Important: You can use easyengine which automated WordPress-Nginx site management.
There is a famous proverb that goes like this:
A place for everything and everything in its place!
There is no denying to this. So we are devoting a dedicated page for all conventions we have used in wordpress-nginx tutorials series.
This page might feel a little boring to read. But it will help you get a grip on all the conventions used. You will definitely thank me for this when you will end-up breaking something. Because in that panic moment, this page will help you troubleshoot quickly.
Please note that following layout is for Ubuntu 12.04 LTS. Most of them are default locations for respective packages. Sticking with default will save us from some trouble. On non-Ubuntu/Debian OS, some locations may vary.
/etc/nginx/– all nginx related configuration will be in this folder
/etc/nginx/nginx.conf– THE (main) nginx configuration file
/etc/nginx/sites-available/– nginx configuration for different sites will be available here
/etc/nginx/sites-enables/– symlinks to nginx configuration files which are “active”
/var/log/nginx/– default log directory for nginx. We will use this for logs of all sites we will create.
/var/log/nginx/example.com.access.log– access log file for example.com
/var/log/nginx/example.com.error.log– error log file for example.com

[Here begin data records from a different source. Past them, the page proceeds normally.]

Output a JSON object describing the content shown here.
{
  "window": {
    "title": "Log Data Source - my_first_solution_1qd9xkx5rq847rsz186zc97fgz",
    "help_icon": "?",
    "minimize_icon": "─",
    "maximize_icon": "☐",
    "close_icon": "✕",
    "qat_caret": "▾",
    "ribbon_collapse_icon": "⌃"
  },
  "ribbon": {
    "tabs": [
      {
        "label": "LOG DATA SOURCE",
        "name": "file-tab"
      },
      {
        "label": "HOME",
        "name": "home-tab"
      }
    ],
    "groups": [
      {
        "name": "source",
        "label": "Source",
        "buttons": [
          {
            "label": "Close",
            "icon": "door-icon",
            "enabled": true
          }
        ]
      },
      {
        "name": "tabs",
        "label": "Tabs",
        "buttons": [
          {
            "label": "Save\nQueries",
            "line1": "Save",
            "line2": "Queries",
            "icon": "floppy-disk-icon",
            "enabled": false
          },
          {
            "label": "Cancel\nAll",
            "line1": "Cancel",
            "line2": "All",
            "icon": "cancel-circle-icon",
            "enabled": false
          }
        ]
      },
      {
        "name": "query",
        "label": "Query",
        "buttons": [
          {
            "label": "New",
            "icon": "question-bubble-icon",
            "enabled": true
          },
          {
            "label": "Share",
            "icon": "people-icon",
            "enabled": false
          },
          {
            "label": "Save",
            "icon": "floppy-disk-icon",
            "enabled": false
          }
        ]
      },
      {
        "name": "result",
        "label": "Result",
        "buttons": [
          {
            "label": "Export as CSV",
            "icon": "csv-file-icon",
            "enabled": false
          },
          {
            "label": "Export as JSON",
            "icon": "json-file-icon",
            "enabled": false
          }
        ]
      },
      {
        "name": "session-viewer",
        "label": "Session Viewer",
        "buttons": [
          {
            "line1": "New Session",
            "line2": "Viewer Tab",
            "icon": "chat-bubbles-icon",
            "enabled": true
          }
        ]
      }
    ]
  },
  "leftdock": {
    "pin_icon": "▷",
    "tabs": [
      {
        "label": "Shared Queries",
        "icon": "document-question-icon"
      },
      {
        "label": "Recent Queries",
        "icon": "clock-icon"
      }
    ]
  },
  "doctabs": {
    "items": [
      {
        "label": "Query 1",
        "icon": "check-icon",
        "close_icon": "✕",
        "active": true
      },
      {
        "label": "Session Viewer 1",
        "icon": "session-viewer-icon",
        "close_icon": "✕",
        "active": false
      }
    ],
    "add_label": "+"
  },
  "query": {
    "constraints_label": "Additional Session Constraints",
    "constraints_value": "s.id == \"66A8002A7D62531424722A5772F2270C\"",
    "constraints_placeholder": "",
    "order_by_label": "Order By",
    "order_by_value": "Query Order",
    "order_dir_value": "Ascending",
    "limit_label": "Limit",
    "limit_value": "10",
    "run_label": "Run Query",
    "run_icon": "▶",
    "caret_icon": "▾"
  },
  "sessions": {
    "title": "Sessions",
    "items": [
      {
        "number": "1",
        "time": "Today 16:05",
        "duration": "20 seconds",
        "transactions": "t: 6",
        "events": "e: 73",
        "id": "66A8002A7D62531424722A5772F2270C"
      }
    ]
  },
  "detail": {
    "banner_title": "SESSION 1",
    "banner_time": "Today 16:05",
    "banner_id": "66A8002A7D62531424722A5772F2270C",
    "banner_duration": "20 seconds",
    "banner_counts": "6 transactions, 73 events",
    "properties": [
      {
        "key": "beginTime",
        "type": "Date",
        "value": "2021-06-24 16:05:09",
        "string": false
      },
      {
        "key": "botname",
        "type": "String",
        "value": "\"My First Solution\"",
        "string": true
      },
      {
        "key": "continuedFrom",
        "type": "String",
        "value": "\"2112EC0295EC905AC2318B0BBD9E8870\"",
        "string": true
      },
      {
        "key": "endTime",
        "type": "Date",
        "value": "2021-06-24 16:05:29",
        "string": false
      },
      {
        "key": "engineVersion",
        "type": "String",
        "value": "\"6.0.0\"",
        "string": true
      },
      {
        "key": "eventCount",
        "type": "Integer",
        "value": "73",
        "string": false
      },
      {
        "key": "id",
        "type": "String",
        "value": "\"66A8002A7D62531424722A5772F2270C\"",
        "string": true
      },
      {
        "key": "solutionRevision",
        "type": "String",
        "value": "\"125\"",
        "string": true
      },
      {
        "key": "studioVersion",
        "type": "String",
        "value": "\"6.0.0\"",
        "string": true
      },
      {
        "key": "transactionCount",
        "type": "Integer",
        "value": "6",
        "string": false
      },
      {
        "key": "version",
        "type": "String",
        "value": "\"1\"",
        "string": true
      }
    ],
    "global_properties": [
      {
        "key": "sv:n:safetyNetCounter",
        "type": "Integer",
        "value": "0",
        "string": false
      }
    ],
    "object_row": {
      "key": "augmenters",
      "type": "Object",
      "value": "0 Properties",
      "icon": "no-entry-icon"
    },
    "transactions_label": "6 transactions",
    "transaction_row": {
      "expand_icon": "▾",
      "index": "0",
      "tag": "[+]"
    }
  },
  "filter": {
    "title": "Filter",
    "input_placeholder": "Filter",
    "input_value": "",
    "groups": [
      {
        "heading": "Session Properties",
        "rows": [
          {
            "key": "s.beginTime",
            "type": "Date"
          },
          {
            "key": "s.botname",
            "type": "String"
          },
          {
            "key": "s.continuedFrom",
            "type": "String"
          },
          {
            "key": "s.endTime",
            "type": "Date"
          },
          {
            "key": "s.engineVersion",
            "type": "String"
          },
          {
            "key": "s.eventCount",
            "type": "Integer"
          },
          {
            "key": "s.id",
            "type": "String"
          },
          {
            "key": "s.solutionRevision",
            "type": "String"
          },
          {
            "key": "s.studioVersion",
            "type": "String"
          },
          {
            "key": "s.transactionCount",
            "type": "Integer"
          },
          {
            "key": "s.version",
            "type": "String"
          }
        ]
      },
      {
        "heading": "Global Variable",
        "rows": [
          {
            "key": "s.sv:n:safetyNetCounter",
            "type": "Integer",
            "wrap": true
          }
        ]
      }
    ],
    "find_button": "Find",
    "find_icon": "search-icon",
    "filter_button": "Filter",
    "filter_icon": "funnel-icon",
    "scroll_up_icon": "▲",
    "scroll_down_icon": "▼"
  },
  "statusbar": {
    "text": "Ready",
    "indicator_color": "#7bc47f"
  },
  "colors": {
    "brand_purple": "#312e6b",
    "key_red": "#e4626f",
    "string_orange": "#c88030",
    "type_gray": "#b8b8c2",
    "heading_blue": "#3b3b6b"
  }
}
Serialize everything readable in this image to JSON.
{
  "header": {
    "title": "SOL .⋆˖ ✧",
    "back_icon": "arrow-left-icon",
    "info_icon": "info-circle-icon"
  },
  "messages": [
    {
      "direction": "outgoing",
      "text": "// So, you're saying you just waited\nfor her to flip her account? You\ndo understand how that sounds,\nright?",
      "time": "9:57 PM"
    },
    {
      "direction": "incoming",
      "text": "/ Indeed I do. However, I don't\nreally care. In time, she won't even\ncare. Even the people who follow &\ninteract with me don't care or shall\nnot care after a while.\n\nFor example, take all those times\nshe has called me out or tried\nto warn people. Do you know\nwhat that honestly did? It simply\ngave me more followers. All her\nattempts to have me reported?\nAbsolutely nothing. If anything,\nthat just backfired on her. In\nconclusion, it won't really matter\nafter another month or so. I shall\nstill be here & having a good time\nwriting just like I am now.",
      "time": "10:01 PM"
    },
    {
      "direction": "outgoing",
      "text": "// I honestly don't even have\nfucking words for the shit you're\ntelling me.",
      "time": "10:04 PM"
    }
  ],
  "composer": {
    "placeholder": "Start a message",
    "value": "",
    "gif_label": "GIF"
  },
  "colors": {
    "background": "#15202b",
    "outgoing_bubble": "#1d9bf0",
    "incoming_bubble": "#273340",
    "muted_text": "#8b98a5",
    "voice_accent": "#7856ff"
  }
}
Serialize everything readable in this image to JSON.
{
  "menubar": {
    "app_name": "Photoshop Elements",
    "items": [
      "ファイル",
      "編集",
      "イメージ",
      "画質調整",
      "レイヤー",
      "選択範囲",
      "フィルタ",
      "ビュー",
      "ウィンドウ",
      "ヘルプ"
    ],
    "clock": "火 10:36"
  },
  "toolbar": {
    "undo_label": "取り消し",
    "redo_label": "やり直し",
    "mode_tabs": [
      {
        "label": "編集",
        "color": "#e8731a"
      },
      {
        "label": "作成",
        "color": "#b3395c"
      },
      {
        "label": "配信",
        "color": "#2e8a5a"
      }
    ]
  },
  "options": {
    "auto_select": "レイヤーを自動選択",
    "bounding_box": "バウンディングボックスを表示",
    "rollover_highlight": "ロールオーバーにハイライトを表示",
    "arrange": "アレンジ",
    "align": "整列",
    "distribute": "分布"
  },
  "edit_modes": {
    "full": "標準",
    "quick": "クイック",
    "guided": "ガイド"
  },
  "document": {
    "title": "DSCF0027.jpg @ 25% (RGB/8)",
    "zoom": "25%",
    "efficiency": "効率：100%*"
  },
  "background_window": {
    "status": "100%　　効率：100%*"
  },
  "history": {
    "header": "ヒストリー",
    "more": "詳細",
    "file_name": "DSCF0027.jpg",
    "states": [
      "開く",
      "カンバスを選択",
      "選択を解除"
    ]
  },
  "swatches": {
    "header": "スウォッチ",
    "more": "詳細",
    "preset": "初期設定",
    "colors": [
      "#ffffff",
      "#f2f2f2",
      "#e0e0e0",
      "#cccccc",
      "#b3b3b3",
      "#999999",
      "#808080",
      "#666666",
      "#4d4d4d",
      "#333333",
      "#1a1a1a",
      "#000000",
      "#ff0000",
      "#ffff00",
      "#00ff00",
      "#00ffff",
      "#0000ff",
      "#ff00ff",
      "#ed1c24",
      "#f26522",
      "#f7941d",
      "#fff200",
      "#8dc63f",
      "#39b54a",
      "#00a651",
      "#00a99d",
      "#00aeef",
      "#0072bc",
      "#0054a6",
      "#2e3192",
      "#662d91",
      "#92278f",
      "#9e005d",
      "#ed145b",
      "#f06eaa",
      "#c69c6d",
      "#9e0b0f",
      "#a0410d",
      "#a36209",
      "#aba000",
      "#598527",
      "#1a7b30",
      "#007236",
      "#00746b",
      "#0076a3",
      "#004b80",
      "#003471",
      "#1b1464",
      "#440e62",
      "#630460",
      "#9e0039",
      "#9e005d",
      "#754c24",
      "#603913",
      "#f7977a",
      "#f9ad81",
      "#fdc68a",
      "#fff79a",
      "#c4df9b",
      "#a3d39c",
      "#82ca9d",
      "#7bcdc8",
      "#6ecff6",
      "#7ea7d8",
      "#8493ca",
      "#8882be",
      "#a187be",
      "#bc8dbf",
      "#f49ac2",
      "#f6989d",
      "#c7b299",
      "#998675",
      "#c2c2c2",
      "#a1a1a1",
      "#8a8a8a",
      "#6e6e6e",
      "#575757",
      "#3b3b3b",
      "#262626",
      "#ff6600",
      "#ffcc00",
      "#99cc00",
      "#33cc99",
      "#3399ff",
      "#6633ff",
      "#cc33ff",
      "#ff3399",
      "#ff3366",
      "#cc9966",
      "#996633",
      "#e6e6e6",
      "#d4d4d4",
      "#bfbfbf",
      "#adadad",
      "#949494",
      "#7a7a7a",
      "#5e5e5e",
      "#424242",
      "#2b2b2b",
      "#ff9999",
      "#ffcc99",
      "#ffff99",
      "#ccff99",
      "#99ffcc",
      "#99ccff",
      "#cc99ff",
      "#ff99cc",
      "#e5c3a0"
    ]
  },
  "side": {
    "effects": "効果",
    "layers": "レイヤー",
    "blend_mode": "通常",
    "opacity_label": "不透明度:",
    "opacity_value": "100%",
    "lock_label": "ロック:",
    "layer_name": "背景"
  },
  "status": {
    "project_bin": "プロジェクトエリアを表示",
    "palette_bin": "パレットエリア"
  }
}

/etc/logrotate.d/nginx– this file control log-rotation policy for nginx related log files
/etc/php5/– all php related configuration will be in this folder
/etc/php5/fpm/php.ini– THE (main) php configuration file
/etc/php5/fpm/php-fpm.conf– FPM related settings
/etc/php5/fpm/conf.d/www.conf– “www” i.e. default pool related settings
Note: You may not find following files by default. They were added in by us.
/var/log/php5-fpm/– php related to logs. you should check this if you feel your site is slow or broken
/var/log/php5-fpm/slow.log– this file will help you find slow php scripts
/var/log/php5-fpm/php.log– this file will help you find slow php scripts
/etc/logrotate.d/php5-fpm– this file control how long php logs will be maintained
MySQL – Configuration & logs
/etc/mysql/my.cnf– this is mysql configuration file (not folder)
/var/log/mysql/mysql.log– mysql general/error logs
/var/log/mysql/mysql-slow.log– this file will help you find slow mysql queries
/etc/logrotate.d/mysql-server– this file control how long php logs will be maintained
Following is the convention we will be using for WordPress as well as non-WordPress sites.
/var/www– all your websites will be here
/var/www/example.com– everything related to example.com will be inside this folder
/var/www/example.com/htdocs– this is web-root for example.com. Its like DocumentRoot in Aapche. You will put WordPress will here.
/var/www/example.com/logs– contains logs for example.com only.
/var/www/example.com/logs/access.log– contains access.logs for example.com only. If you want to use a tool like AWStat then this is the server-log file you will need. This is a symbolic link to
/var/www/example.com/logs/error.log– contains error.logs for example.com only. This will help you in debugging. It captures some PHP related error as well. This is a symbolic link to
/var/www/example.com/wp-content– in case you want to keep wp-content outside web-accessible folder. I will NOT cover this in this tutorial. Consider this is an exercise for yourself! 😉
Few notes about the above website-structure:
- Following structure does not take into account shared-hosting scenarios where generally all sites for a users are located under his home directory. Something like /home/bill/www or /home/bill/public_html
- Subdomains are treated like domains. They reside directly under /var/www with their own htdocs and logs folder. e.g. subdomain.example.com will use directory /var/www/subdomain.example.com
Notes about access.log & error.log files for websites:
You might have noticed that you can check access.log & error.log for a domain by 2 ways – either from logs folder under domain or nginx’s log folder. There are few reasons for this kind of setup:
- Keeping all log files places under /var/log/nginx location make things like logrotation, disk cleanup very easy. Also, things like checking logs for all sites hosted on your nginx server or for all subdomains for a top-level domain will be easy.
- Site-specific log folder can make debugging easy. Also, from security perspective you may want to create a user and give him access to a specific site only. In that case we can access logs for that site (if needed)
Related: You can find the complete list of WordPress-Nginx tutorials here.
Important: You can use easyengine which automates WordPress-Nginx site management.